Published: 22 May 2005

Abstract

Background

Advances in techniques have left very few indications for open surgical extraction of urinary stones currently. These advances notwithstanding, the search continues for medical approaches to urinary stone management. In this study, we perform an in vitro study analyzing the efficiency and prospect of two new complex solutions in urological calcium phosphate calculi dissolution.

Methods
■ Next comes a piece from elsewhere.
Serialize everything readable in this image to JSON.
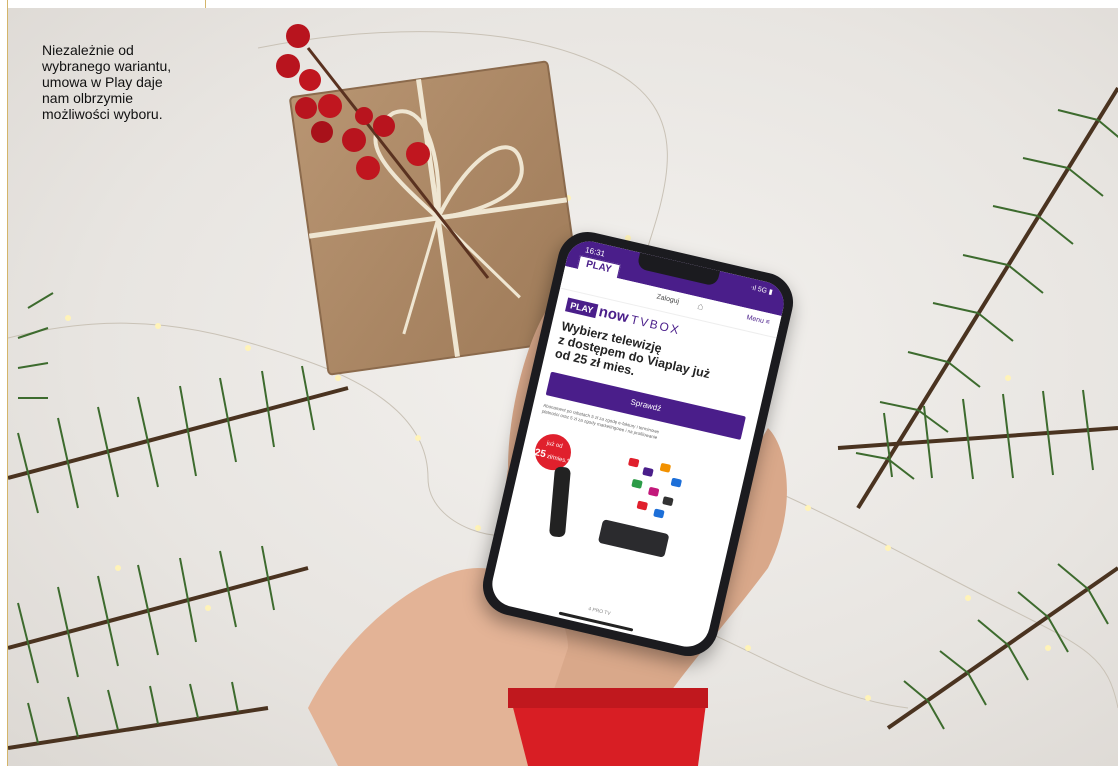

Eighteen stones composed mainly of calcium phosphates were taken from patients who underwent kidney stone surgery. These stones were large enough (weight range 0.514–0.928 g) to be fragmented and matched equally into six groups. Chemolysis of phosphate stones was done with six different solvents and was repeated 3 times with 6 stones for each solution. At 24, 48 and 72 h, reduction in weight, percentage weight change, and dissolution rate; the dissolution rates at pH 5.0, 7.0 and 8.5 for each solution, using different cations (Na+, K+ or Ca2+), according to different dilutions (1:1, 1:2, 1:3, 1:4) of S1 and S2 were simultaneously determined.

Results

Calcium phosphate calculi were poorly dissolved by Phys and Art, and they had a low dissolution rate in pH 8.5 EDTA. The most effective solutions were S1, S2 and R, with 72 h mean dissolution rates: 5.75 ± 0.44 mg/hr (S1), 5.2 ± 0.63 mg/hr (S2), 4.55 ± 0.46 mg/hr (R) ( ± s, p < 0.01 R, S1 and S2 vs Phys, Art and EDTA; p < 0.05, S1 vs R, LSD-test). The mean percentage weight loss at 72 h was: 52.1 ± 15.75 % (S1), 44.4 ± 7.37 % (S2) and 40.5 ± 3.67 % (R) ( ± s, p < 0.01 R, S1 and S2 vs Phys, Art and EDTA, LSD-test). Diluted twice, S1 and S2 had even better effectiveness than their initial solution. The additive of Na+, K+ or Ca2+ greatly reduced the dissolution rates of S1, S2.

Conclusion

Our data indicate that test solutions S1 and S2 are effective solvents in the chemolysis of calcium phosphate stones. At twice dilutions, these solutions are even more useful in the treatment of stone disease.